Your objective: Whenever a line of the records below contains the word "this", copy that line.

[Element data from apps and pages]
::::::
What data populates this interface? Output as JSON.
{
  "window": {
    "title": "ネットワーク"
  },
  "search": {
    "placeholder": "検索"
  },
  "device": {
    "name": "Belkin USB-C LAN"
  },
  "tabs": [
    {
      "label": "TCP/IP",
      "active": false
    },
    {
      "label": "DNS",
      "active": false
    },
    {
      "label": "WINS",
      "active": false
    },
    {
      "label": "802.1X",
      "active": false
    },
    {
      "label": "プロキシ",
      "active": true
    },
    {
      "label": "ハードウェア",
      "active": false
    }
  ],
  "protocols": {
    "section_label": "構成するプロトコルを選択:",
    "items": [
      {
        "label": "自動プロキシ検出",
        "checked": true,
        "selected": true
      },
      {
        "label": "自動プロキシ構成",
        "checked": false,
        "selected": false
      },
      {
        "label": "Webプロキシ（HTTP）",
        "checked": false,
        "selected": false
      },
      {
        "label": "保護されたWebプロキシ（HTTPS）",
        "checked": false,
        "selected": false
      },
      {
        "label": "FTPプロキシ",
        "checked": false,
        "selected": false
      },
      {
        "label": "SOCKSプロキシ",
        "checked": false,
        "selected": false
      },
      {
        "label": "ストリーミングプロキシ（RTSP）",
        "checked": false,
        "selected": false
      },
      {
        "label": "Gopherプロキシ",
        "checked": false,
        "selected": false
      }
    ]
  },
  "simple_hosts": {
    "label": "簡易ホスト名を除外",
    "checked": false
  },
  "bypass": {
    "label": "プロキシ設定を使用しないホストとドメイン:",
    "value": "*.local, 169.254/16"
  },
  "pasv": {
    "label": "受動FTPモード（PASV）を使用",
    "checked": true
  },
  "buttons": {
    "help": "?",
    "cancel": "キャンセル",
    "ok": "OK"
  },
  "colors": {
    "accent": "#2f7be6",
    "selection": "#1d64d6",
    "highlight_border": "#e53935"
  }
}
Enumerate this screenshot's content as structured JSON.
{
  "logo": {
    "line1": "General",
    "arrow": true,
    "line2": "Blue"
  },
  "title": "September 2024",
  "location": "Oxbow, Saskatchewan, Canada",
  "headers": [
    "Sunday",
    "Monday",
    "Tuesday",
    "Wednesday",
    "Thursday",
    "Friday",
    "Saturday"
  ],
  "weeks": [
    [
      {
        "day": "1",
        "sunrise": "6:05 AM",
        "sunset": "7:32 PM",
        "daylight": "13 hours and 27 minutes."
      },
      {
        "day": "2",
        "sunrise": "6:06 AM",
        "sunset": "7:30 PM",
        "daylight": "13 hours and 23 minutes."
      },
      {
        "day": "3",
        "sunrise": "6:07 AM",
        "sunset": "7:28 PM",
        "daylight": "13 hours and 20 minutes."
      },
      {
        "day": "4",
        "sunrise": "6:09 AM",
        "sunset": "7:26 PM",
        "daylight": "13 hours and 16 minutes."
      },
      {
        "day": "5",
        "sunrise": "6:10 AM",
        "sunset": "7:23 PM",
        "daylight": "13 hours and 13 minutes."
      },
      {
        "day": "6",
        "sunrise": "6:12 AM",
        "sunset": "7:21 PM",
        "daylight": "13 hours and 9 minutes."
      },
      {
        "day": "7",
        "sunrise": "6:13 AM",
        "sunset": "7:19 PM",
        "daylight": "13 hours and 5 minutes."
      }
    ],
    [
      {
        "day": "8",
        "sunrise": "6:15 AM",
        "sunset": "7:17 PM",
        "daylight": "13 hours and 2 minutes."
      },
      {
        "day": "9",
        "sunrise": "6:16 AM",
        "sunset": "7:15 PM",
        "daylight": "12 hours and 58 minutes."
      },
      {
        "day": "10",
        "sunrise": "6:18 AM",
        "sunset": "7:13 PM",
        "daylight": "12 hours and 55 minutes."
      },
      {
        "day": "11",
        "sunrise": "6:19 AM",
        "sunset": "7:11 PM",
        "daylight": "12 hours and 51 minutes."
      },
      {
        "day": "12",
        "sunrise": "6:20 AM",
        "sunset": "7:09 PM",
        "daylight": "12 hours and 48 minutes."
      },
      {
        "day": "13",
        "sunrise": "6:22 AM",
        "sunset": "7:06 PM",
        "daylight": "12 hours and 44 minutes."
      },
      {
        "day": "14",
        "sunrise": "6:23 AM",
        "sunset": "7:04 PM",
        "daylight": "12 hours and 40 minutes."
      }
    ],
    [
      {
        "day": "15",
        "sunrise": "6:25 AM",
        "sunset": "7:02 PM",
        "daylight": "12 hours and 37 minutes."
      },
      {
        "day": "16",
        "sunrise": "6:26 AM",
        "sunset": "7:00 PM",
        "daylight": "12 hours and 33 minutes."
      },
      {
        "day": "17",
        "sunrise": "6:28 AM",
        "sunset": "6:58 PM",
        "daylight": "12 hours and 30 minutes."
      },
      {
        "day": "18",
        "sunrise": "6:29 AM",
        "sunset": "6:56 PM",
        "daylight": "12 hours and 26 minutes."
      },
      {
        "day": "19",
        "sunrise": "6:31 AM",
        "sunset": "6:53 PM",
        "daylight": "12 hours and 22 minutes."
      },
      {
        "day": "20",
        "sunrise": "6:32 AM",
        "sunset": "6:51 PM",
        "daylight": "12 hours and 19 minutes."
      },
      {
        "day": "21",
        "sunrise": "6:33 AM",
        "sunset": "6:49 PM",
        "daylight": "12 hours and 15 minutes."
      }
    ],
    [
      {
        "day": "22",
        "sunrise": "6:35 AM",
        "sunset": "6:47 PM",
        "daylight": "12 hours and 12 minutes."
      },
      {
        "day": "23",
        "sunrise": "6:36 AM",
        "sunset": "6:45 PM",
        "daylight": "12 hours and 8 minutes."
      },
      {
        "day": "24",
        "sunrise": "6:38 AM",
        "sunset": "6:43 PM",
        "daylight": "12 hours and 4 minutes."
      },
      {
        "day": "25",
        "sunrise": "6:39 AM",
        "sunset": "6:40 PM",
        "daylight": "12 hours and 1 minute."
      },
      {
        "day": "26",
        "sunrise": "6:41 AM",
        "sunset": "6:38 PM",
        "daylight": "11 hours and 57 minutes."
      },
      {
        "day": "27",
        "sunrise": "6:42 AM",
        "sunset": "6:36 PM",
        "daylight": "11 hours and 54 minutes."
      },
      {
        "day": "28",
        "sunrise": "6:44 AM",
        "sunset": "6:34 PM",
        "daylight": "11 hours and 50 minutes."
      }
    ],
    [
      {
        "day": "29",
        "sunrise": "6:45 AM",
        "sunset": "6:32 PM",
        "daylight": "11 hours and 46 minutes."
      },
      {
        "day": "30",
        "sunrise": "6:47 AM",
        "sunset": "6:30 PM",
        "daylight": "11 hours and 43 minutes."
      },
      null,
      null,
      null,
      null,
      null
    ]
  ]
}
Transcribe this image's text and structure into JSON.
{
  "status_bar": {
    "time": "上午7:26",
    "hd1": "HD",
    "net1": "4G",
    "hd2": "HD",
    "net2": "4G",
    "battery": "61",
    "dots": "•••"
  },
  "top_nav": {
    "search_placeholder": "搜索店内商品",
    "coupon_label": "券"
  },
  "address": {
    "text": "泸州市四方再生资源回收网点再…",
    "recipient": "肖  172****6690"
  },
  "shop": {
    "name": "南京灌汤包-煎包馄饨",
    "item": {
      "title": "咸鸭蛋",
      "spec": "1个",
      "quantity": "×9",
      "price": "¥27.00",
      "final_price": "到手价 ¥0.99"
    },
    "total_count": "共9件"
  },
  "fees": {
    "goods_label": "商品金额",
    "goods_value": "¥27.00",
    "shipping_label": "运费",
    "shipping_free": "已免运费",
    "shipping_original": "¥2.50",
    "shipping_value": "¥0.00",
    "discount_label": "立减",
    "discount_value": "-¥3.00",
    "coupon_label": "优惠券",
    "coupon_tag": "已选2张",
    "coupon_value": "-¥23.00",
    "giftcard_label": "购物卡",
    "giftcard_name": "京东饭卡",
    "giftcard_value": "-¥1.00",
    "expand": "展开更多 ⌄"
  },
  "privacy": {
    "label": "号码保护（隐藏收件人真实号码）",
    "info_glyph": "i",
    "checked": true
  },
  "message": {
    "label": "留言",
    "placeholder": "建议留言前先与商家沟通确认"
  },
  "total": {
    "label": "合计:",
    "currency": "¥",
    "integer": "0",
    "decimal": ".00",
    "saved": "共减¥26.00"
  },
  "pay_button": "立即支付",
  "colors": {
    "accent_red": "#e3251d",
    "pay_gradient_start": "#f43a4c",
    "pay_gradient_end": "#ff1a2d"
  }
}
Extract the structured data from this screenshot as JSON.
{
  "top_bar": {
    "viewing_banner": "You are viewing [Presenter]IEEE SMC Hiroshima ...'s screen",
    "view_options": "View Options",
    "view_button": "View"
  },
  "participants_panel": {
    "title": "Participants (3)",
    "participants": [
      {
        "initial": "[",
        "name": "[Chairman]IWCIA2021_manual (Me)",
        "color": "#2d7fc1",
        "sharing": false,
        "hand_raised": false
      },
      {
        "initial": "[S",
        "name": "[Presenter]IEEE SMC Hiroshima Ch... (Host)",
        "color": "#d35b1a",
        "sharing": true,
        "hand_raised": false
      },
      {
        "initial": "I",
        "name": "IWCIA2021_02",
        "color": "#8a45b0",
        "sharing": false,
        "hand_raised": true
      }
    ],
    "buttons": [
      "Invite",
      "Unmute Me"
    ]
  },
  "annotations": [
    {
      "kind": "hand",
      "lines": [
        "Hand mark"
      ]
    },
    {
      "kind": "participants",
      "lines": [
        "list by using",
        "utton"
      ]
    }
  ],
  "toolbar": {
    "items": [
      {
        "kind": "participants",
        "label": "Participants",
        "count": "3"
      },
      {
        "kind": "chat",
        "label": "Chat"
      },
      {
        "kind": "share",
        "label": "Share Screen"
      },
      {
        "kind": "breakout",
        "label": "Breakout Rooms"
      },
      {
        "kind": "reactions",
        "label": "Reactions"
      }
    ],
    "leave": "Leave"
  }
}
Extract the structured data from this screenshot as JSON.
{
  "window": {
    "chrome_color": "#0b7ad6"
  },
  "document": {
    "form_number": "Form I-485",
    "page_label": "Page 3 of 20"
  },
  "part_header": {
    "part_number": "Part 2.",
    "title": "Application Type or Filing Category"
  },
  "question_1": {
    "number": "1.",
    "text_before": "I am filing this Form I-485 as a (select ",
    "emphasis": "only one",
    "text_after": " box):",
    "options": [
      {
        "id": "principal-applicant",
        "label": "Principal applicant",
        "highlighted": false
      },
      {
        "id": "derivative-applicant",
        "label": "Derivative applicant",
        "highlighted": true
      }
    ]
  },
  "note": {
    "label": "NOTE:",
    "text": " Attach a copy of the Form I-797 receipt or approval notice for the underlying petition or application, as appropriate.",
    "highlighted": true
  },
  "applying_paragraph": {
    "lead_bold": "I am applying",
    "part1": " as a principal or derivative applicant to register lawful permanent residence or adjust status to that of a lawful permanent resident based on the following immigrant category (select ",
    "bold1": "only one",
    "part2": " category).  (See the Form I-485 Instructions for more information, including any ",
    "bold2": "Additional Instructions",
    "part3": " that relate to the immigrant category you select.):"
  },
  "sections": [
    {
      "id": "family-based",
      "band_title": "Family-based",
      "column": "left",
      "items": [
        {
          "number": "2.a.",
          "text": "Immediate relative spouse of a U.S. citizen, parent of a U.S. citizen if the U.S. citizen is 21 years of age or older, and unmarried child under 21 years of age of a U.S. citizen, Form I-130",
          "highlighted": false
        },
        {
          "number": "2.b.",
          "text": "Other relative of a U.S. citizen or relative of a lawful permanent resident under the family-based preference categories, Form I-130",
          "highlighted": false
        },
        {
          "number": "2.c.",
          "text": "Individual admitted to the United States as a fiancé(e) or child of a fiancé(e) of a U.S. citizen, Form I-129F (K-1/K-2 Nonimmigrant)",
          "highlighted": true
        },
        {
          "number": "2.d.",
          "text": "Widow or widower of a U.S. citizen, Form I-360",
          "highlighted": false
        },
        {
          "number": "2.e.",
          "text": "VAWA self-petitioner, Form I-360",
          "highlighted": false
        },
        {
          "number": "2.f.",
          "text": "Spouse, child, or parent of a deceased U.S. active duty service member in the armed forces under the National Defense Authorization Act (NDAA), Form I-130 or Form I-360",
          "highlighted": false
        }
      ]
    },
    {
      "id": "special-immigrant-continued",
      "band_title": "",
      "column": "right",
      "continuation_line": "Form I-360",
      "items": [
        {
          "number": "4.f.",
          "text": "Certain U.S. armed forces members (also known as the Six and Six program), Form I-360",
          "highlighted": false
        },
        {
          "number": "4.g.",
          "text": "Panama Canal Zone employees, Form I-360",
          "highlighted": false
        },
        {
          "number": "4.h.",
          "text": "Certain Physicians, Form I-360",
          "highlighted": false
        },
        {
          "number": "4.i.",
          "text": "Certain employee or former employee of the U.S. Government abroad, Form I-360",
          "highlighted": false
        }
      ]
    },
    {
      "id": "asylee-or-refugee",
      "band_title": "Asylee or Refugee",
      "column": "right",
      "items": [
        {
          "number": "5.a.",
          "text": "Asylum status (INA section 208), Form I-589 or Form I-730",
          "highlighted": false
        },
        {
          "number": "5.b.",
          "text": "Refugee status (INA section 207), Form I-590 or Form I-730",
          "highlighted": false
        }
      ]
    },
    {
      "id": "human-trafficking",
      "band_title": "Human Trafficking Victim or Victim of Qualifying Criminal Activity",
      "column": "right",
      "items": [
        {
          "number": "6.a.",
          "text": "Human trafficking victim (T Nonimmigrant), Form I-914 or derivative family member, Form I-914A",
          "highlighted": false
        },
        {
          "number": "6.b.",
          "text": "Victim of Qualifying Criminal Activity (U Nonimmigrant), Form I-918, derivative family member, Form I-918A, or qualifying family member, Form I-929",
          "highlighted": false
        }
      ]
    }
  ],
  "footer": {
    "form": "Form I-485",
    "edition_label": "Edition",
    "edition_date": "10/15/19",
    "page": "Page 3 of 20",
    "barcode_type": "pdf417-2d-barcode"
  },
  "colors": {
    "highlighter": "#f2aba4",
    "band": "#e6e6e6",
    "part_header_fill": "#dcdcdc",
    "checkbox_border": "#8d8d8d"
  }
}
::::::
The completed task:
What data populates this interface? Output as JSON.
Enumerate this screenshot's content as structured JSON.
Transcribe this image's text and structure into JSON.
Extract the structured data from this screenshot as JSON.
Extract the structured data from this screenshot as JSON.
    "text_before": "I am filing this Form I-485 as a (select ",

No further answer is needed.